## Your task
Beneath this task are records; count how many lines include the string "icon" and answer with that number alone.

## Data section
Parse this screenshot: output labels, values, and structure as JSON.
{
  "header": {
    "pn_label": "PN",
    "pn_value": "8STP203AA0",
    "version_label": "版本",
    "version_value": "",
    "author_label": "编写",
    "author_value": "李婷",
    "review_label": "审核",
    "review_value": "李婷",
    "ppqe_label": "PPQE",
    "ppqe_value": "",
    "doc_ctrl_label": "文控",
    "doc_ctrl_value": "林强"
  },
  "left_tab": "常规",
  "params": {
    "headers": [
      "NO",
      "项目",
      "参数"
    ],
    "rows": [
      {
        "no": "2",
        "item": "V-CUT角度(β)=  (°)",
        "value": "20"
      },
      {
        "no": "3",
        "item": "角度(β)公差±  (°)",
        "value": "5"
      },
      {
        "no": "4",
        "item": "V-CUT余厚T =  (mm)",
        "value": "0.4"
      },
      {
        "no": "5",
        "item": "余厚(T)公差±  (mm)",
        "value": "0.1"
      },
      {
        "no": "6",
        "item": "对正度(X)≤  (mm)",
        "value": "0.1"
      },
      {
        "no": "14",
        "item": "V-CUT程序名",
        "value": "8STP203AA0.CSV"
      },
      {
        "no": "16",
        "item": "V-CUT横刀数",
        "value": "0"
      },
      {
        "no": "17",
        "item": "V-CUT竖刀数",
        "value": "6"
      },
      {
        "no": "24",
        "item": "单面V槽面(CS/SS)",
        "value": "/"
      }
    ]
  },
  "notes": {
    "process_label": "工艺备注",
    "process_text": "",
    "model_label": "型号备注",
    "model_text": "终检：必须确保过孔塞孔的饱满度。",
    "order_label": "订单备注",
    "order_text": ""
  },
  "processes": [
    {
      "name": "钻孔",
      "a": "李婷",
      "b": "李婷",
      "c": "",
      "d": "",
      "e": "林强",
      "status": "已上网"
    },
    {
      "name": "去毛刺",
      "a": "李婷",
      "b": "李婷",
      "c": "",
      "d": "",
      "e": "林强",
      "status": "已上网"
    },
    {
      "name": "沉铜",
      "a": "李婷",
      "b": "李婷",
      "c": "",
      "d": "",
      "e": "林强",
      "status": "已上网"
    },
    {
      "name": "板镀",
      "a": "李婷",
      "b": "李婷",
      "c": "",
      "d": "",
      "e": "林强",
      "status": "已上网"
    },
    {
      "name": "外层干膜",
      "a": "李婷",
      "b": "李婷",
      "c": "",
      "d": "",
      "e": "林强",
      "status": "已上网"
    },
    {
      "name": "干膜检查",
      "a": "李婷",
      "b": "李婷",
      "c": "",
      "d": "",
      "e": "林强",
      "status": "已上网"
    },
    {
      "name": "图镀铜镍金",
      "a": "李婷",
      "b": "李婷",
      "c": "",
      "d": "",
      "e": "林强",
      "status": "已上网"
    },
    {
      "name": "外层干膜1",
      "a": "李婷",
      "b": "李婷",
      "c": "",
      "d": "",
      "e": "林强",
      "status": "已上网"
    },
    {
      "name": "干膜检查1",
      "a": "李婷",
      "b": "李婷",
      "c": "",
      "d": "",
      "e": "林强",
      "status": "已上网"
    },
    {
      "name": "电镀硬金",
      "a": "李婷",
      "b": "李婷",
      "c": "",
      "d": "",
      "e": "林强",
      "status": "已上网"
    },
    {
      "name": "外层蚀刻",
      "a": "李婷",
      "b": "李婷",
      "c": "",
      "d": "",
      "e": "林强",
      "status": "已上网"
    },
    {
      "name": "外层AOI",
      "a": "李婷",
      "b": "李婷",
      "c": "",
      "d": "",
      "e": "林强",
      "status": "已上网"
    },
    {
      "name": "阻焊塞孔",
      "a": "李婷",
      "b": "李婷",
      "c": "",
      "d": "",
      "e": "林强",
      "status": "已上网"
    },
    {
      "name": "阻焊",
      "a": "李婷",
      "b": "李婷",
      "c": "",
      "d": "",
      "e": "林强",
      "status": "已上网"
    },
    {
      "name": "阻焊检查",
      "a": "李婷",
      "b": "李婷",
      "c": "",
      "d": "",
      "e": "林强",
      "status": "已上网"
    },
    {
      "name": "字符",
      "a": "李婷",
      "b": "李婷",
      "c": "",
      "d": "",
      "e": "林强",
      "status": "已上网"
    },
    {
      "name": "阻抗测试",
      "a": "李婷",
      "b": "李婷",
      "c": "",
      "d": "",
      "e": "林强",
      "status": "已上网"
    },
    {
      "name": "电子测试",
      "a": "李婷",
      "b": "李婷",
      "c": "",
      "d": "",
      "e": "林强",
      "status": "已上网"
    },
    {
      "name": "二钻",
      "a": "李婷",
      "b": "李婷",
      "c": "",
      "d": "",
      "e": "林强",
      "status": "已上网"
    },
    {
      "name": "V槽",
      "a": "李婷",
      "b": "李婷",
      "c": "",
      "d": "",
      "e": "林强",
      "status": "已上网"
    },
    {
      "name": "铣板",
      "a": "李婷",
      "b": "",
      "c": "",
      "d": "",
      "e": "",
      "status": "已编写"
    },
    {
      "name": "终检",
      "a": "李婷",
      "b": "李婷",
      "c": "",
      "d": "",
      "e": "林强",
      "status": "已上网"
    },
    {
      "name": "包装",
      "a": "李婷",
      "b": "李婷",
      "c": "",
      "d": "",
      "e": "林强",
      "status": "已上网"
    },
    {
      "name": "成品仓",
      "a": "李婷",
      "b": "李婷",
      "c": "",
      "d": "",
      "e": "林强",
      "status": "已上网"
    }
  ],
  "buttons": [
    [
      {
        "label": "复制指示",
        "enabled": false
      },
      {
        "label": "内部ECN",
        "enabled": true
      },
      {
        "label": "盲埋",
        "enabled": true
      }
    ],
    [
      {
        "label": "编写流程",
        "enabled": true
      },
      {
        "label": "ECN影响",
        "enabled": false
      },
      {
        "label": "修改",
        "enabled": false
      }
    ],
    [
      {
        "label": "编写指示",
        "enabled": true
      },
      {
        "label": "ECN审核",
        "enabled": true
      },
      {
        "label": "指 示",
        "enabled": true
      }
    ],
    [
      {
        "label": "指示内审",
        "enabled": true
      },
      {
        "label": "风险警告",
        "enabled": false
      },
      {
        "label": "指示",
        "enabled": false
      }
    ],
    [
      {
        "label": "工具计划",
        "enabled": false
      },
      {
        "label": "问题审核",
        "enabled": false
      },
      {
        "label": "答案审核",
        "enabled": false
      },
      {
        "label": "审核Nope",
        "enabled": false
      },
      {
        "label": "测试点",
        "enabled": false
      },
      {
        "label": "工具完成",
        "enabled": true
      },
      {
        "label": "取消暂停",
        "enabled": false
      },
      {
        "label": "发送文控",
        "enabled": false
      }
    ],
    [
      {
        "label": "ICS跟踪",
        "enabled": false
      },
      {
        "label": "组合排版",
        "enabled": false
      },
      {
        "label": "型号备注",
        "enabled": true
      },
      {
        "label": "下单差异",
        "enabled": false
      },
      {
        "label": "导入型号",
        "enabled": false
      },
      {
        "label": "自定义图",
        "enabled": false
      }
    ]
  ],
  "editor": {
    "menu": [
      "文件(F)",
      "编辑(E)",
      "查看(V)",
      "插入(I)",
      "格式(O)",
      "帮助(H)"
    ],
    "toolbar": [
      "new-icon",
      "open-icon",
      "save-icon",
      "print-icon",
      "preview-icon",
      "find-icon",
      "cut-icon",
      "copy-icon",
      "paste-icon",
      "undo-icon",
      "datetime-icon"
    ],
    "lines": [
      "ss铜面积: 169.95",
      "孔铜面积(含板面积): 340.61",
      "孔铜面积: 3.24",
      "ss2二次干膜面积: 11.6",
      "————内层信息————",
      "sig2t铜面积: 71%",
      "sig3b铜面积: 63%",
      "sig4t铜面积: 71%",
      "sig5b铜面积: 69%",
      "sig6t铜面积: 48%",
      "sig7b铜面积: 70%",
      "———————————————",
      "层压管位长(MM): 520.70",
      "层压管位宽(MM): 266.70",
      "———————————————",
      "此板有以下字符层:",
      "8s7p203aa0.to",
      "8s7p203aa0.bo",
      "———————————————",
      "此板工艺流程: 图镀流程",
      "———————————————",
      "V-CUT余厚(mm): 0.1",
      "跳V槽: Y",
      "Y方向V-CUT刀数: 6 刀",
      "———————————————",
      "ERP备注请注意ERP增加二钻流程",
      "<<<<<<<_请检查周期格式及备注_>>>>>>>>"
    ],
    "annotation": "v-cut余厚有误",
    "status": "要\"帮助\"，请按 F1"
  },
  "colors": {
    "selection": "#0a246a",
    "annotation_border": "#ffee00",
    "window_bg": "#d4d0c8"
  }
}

## Answer to the exercise
11